(TASK OBJECTIVE):
The required answer is an exact copy of the records below, without pictures.

[Stored records]
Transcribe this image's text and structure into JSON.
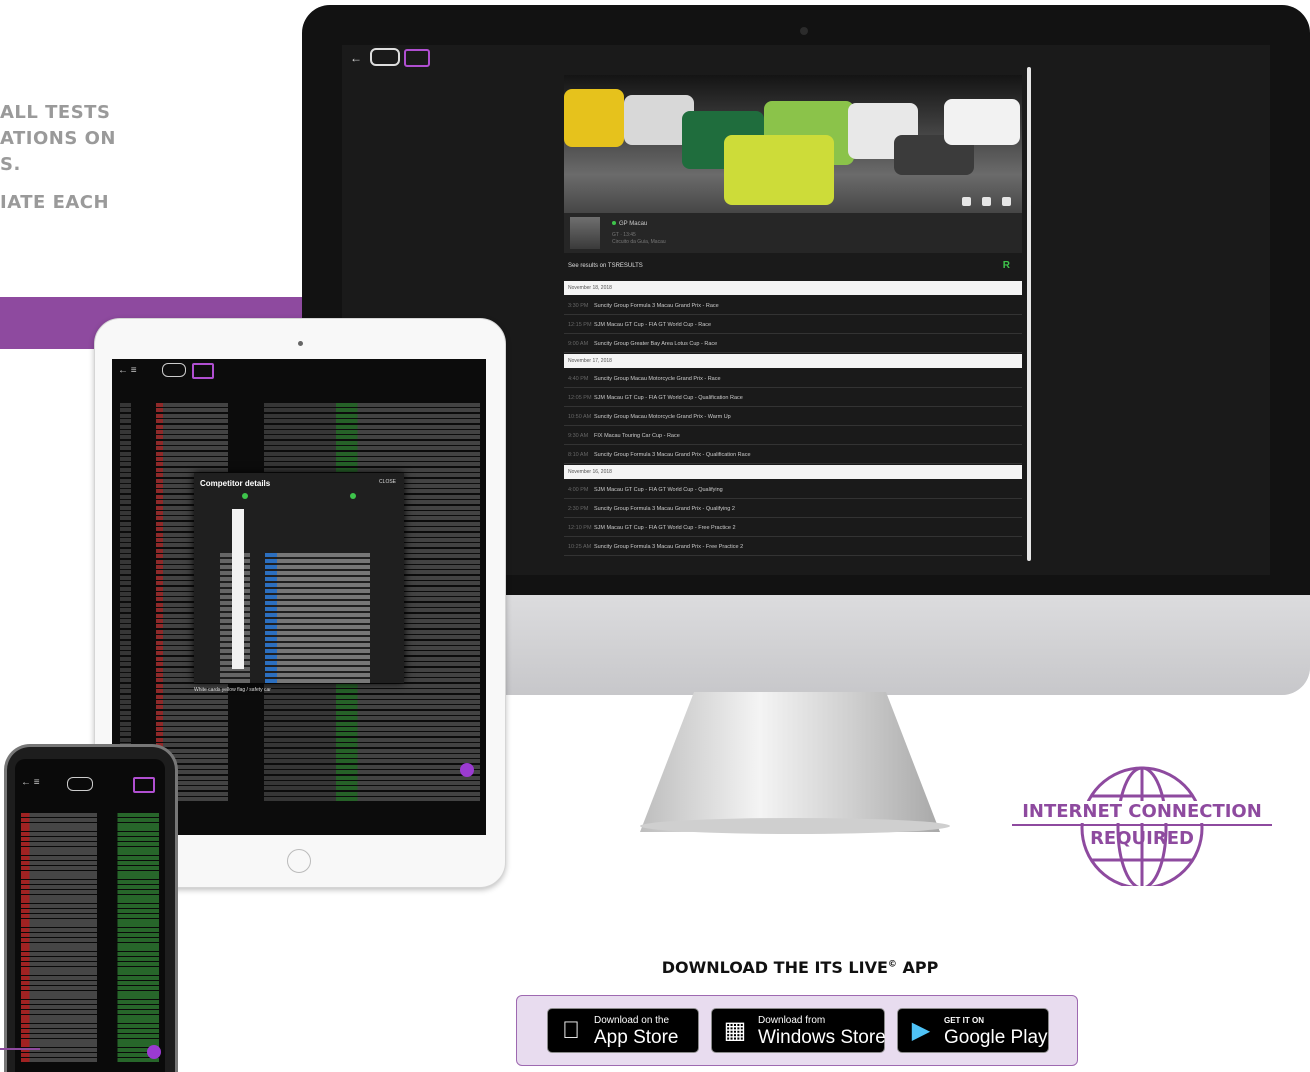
{
  "marketing": {
    "line1": "ALL TESTS",
    "line2": "ATIONS ON",
    "line3": "S.",
    "line4": "IATE EACH"
  },
  "desktop_app": {
    "back_icon": "arrow-left",
    "results_text": "See results on TSRESULTS",
    "event": {
      "name": "GP Macau",
      "meta": "GT · 13:45",
      "track": "Circuito da Guia, Macau"
    },
    "days": [
      {
        "date": "November 18, 2018",
        "sessions": [
          {
            "time": "3:30 PM",
            "title": "Suncity Group Formula 3 Macau Grand Prix - Race"
          },
          {
            "time": "12:15 PM",
            "title": "SJM Macau GT Cup - FIA GT World Cup - Race"
          },
          {
            "time": "9:00 AM",
            "title": "Suncity Group Greater Bay Area Lotus Cup - Race"
          }
        ]
      },
      {
        "date": "November 17, 2018",
        "sessions": [
          {
            "time": "4:40 PM",
            "title": "Suncity Group Macau Motorcycle Grand Prix - Race"
          },
          {
            "time": "12:05 PM",
            "title": "SJM Macau GT Cup - FIA GT World Cup - Qualification Race"
          },
          {
            "time": "10:50 AM",
            "title": "Suncity Group Macau Motorcycle Grand Prix - Warm Up"
          },
          {
            "time": "9:30 AM",
            "title": "FIX Macau Touring Car Cup - Race"
          },
          {
            "time": "8:10 AM",
            "title": "Suncity Group Formula 3 Macau Grand Prix - Qualification Race"
          }
        ]
      },
      {
        "date": "November 16, 2018",
        "sessions": [
          {
            "time": "4:00 PM",
            "title": "SJM Macau GT Cup - FIA GT World Cup - Qualifying"
          },
          {
            "time": "2:30 PM",
            "title": "Suncity Group Formula 3 Macau Grand Prix - Qualifying 2"
          },
          {
            "time": "12:10 PM",
            "title": "SJM Macau GT Cup - FIA GT World Cup - Free Practice 2"
          },
          {
            "time": "10:25 AM",
            "title": "Suncity Group Formula 3 Macau Grand Prix - Free Practice 2"
          }
        ]
      }
    ]
  },
  "tablet_app": {
    "modal_title": "Competitor details",
    "modal_close": "CLOSE",
    "footer_note": "White cards yellow flag / safety car"
  },
  "badge": {
    "line1": "INTERNET CONNECTION",
    "line2": "REQUIRED",
    "color": "#8e4a9f"
  },
  "download": {
    "title": "DOWNLOAD THE ITS LIVE",
    "title_mark": "©",
    "title_suffix": " APP",
    "stores": [
      {
        "small": "Download on the",
        "big": "App Store",
        "icon": "apple-icon"
      },
      {
        "small": "Download from",
        "big": "Windows Store",
        "icon": "windows-store-icon"
      },
      {
        "small": "GET IT ON",
        "big": "Google Play",
        "icon": "google-play-icon"
      }
    ]
  }
}
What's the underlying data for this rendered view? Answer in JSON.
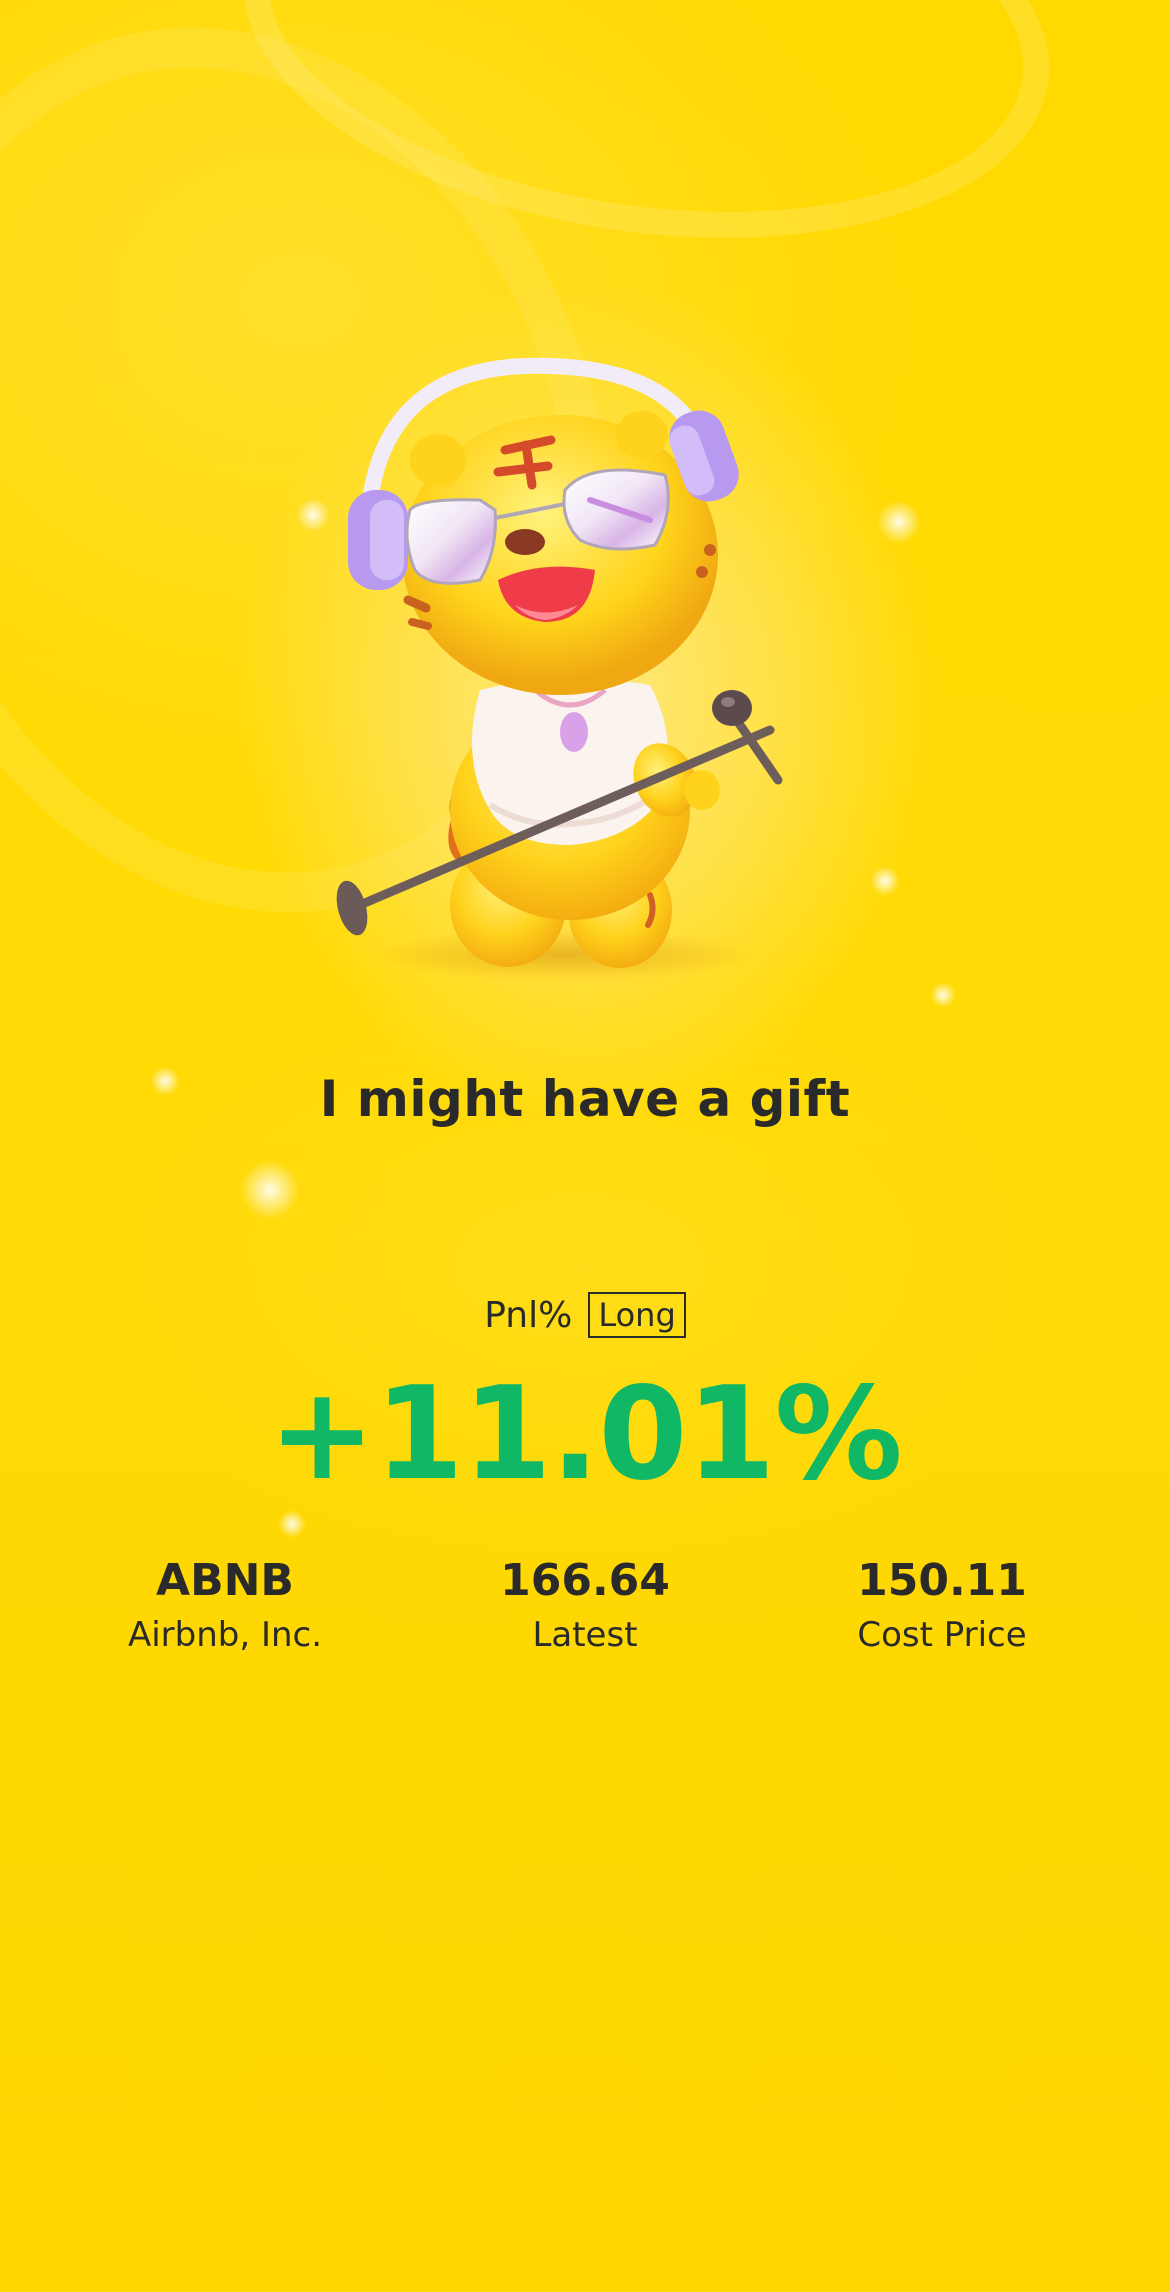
{
  "colors": {
    "background": "#ffd900",
    "text": "#2a2a2a",
    "gain": "#10b866"
  },
  "illustration": {
    "icon": "tiger-mascot-with-headphones-and-microphone"
  },
  "tagline": "I might have a gift",
  "pnl": {
    "label": "Pnl%",
    "side": "Long",
    "value": "+11.01%"
  },
  "stats": [
    {
      "value": "ABNB",
      "label": "Airbnb, Inc."
    },
    {
      "value": "166.64",
      "label": "Latest"
    },
    {
      "value": "150.11",
      "label": "Cost Price"
    }
  ]
}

(RESPONSE TO THIS EXERCISE):
Transcribe this image's text and structure into JSON.
{
  "marketing": {
    "line1": "ALL TESTS",
    "line2": "ATIONS ON",
    "line3": "S.",
    "line4": "IATE EACH"
  },
  "desktop_app": {
    "back_icon": "arrow-left",
    "results_text": "See results on TSRESULTS",
    "event": {
      "name": "GP Macau",
      "meta": "GT · 13:45",
      "track": "Circuito da Guia, Macau"
    },
    "days": [
      {
        "date": "November 18, 2018",
        "sessions": [
          {
            "time": "3:30 PM",
            "title": "Suncity Group Formula 3 Macau Grand Prix - Race"
          },
          {
            "time": "12:15 PM",
            "title": "SJM Macau GT Cup - FIA GT World Cup - Race"
          },
          {
            "time": "9:00 AM",
            "title": "Suncity Group Greater Bay Area Lotus Cup - Race"
          }
        ]
      },
      {
        "date": "November 17, 2018",
        "sessions": [
          {
            "time": "4:40 PM",
            "title": "Suncity Group Macau Motorcycle Grand Prix - Race"
          },
          {
            "time": "12:05 PM",
            "title": "SJM Macau GT Cup - FIA GT World Cup - Qualification Race"
          },
          {
            "time": "10:50 AM",
            "title": "Suncity Group Macau Motorcycle Grand Prix - Warm Up"
          },
          {
            "time": "9:30 AM",
            "title": "FIX Macau Touring Car Cup - Race"
          },
          {
            "time": "8:10 AM",
            "title": "Suncity Group Formula 3 Macau Grand Prix - Qualification Race"
          }
        ]
      },
      {
        "date": "November 16, 2018",
        "sessions": [
          {
            "time": "4:00 PM",
            "title": "SJM Macau GT Cup - FIA GT World Cup - Qualifying"
          },
          {
            "time": "2:30 PM",
            "title": "Suncity Group Formula 3 Macau Grand Prix - Qualifying 2"
          },
          {
            "time": "12:10 PM",
            "title": "SJM Macau GT Cup - FIA GT World Cup - Free Practice 2"
          },
          {
            "time": "10:25 AM",
            "title": "Suncity Group Formula 3 Macau Grand Prix - Free Practice 2"
          }
        ]
      }
    ]
  },
  "tablet_app": {
    "modal_title": "Competitor details",
    "modal_close": "CLOSE",
    "footer_note": "White cards yellow flag / safety car"
  },
  "badge": {
    "line1": "INTERNET CONNECTION",
    "line2": "REQUIRED",
    "color": "#8e4a9f"
  },
  "download": {
    "title": "DOWNLOAD THE ITS LIVE",
    "title_mark": "©",
    "title_suffix": " APP",
    "stores": [
      {
        "small": "Download on the",
        "big": "App Store",
        "icon": "apple-icon"
      },
      {
        "small": "Download from",
        "big": "Windows Store",
        "icon": "windows-store-icon"
      },
      {
        "small": "GET IT ON",
        "big": "Google Play",
        "icon": "google-play-icon"
      }
    ]
  }
}
What's the underlying data for this rendered view? Answer in JSON.
{
  "colors": {
    "background": "#ffd900",
    "text": "#2a2a2a",
    "gain": "#10b866"
  },
  "illustration": {
    "icon": "tiger-mascot-with-headphones-and-microphone"
  },
  "tagline": "I might have a gift",
  "pnl": {
    "label": "Pnl%",
    "side": "Long",
    "value": "+11.01%"
  },
  "stats": [
    {
      "value": "ABNB",
      "label": "Airbnb, Inc."
    },
    {
      "value": "166.64",
      "label": "Latest"
    },
    {
      "value": "150.11",
      "label": "Cost Price"
    }
  ]
}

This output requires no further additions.